What advice would you give someone who is learning about or implementing accessibility for the first time into their work?

Adem: Start small, pick a single page or feature of a website and mark it up semantically. Clean, semantic html is the key.

Sarah: Start small and don’t be daunted by the amount that must be done. Focus on the things that are applicable to your role and some quick wins with big impact. Don’t get disillusioned. I’ve been the person who is just starting, or the person who is trying to force change on an organisation that is difficult to shift. Find like-minded peeps outside your organisation to support you — and to rant to as needed.

Stewart: Digital accessibility isn’t something you can bolt onto a project at the last minute. It needs to be part of the discussion across the whole development life cycle. So make sure you have a digital accessibility expert involved in your project from day 1. This will save the project money in the long term and reduce project risks. If you are using an external development group then make sure digital accessibility is included in the requirements and use an independent accessibility expert to audit the digital product. It also helps to be upfront with the development group that you will be using an independent organisation to audit their work and if it doesn’t pass the audit it is their responsibility to rectify all issues at their cost.

Where do you see Intopia headed over the next 12 months?

Sarah: Now that we have a year under our belt, it is time to make some of our ideas we’ve been kicking around a reality. We’ll invest more time into products that help move accessibility forward, such as our face-to-face and online training that will help organisation become even more self-sufficient when it comes to accessible practices, and our usability database to make it easier to consult and test with real users during projects. We’ll start to share our experiences though more articles and presentations. We’ll continue to support community initiatives as an organisation and as individuals, such as A11y Bytes, A11y Camp and the meetups around Australia. We’ll continue to forge great relationships with people in Australian and around the world. And we will continue to grow our awesome team — get in touch if you’d like to work with us.

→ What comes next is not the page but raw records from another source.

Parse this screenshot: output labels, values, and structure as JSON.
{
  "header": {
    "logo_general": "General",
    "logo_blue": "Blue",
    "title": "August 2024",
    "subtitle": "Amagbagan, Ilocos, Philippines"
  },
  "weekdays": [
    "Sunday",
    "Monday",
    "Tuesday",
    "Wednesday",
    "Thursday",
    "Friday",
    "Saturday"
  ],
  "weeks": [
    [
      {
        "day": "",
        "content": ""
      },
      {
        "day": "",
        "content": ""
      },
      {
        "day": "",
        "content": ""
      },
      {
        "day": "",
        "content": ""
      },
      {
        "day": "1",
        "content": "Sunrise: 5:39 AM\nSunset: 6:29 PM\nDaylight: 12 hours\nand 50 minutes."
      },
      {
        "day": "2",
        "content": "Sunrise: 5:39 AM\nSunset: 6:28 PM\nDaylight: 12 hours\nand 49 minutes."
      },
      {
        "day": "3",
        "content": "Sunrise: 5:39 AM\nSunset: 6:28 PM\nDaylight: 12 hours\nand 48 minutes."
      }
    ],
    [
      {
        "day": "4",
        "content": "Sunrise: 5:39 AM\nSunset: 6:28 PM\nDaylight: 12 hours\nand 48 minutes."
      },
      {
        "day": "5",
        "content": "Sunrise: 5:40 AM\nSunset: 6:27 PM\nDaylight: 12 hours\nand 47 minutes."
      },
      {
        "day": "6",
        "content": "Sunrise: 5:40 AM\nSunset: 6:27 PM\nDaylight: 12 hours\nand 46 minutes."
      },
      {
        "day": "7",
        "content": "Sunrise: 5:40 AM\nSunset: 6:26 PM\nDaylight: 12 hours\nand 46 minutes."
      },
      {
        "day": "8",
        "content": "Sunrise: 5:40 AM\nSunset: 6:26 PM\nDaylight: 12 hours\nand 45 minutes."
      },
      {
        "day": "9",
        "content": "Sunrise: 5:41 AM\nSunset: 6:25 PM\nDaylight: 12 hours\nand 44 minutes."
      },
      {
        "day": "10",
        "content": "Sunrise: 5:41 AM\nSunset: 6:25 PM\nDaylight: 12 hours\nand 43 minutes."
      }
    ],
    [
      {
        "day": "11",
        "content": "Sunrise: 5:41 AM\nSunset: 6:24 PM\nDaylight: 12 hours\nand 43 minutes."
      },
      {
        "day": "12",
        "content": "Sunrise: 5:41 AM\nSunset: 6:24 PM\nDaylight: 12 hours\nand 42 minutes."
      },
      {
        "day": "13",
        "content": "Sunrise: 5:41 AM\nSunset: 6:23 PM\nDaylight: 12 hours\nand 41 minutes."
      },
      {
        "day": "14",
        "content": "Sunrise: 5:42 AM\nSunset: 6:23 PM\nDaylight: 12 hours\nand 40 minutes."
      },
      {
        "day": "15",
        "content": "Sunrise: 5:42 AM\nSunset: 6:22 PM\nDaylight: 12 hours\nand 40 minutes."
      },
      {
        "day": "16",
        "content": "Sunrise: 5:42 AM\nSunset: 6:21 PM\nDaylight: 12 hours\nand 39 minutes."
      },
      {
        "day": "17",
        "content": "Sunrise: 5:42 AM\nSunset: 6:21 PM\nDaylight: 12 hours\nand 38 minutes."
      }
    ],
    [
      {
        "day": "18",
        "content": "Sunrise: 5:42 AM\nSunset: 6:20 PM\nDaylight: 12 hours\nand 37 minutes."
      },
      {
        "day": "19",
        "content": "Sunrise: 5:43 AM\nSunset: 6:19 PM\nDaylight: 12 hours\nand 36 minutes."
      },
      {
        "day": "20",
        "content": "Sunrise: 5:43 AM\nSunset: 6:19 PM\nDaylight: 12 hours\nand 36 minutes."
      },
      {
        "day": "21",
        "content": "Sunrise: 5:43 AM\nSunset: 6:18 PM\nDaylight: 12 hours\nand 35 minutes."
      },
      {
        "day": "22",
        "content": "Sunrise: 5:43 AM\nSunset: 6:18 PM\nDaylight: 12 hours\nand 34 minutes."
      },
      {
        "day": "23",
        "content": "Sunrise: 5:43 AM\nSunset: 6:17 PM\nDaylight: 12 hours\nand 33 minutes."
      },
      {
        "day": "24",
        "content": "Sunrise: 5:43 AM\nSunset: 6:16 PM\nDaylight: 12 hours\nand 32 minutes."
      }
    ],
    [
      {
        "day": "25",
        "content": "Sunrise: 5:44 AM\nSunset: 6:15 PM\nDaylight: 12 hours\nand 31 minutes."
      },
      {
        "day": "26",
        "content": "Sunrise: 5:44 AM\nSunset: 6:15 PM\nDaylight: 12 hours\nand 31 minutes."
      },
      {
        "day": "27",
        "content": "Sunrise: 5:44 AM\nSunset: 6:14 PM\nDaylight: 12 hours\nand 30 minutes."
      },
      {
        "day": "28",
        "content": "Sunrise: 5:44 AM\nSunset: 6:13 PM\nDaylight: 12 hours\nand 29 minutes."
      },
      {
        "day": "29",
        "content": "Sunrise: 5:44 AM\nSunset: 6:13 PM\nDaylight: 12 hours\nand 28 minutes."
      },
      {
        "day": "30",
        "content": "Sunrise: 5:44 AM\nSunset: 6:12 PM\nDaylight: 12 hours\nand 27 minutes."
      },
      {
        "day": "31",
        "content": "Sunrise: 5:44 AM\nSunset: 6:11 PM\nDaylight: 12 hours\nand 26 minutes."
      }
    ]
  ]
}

Stewart: Our first 12 months with Intopia really felt like we were on a rocket and I think we have only just recovered from the initial whiplash. I don’t expect the next 12 months are going to be any different for the following reasons:

  • Increasing demand for help from both existing and new clients.
  • Launch of our range of training courses.
  • Completion of the development of our database of usability testers.
  • Supporting A11y Camp again this year which will be returning to Sydney.

As a result of all this work we will be adding more people to our growing team at Intopia. No matter what happens it is going to be a fun and interesting 12 months!

Adem: To quote Stewart ‘we’re going to take over the world’… But in all seriousness, who knows. I think 2017 is going to be a huge year full of fun for team Intopia. More staff, more clients and more exciting projects. Bring it on!!!